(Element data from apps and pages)
Segment Open

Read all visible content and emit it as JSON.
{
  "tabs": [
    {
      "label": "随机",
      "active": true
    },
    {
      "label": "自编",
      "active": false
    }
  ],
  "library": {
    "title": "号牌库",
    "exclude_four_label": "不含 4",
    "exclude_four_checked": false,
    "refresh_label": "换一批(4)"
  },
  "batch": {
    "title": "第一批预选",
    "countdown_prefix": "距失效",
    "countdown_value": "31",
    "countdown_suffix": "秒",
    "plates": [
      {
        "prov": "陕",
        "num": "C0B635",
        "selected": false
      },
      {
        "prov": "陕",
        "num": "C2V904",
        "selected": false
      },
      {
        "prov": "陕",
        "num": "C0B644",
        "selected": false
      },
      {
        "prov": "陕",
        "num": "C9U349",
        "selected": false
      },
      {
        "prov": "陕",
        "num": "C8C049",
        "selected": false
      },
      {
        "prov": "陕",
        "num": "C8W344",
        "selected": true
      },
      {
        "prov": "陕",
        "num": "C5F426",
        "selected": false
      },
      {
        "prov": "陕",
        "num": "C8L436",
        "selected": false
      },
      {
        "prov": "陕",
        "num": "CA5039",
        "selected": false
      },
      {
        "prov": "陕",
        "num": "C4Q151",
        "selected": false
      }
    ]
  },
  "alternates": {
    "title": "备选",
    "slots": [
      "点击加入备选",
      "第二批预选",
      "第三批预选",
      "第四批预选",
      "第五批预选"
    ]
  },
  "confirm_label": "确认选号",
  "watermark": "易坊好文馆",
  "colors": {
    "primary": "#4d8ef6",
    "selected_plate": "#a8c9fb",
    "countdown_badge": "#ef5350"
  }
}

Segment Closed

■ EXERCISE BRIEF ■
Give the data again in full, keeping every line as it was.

■ REPLY TO THE EXERCISE ■
Read all visible content and emit it as JSON.
{
  "tabs": [
    {
      "label": "随机",
      "active": true
    },
    {
      "label": "自编",
      "active": false
    }
  ],
  "library": {
    "title": "号牌库",
    "exclude_four_label": "不含 4",
    "exclude_four_checked": false,
    "refresh_label": "换一批(4)"
  },
  "batch": {
    "title": "第一批预选",
    "countdown_prefix": "距失效",
    "countdown_value": "31",
    "countdown_suffix": "秒",
    "plates": [
      {
        "prov": "陕",
        "num": "C0B635",
        "selected": false
      },
      {
        "prov": "陕",
        "num": "C2V904",
        "selected": false
      },
      {
        "prov": "陕",
        "num": "C0B644",
        "selected": false
      },
      {
        "prov": "陕",
        "num": "C9U349",
        "selected": false
      },
      {
        "prov": "陕",
        "num": "C8C049",
        "selected": false
      },
      {
        "prov": "陕",
        "num": "C8W344",
        "selected": true
      },
      {
        "prov": "陕",
        "num": "C5F426",
        "selected": false
      },
      {
        "prov": "陕",
        "num": "C8L436",
        "selected": false
      },
      {
        "prov": "陕",
        "num": "CA5039",
        "selected": false
      },
      {
        "prov": "陕",
        "num": "C4Q151",
        "selected": false
      }
    ]
  },
  "alternates": {
    "title": "备选",
    "slots": [
      "点击加入备选",
      "第二批预选",
      "第三批预选",
      "第四批预选",
      "第五批预选"
    ]
  },
  "confirm_label": "确认选号",
  "watermark": "易坊好文馆",
  "colors": {
    "primary": "#4d8ef6",
    "selected_plate": "#a8c9fb",
    "countdown_badge": "#ef5350"
  }
}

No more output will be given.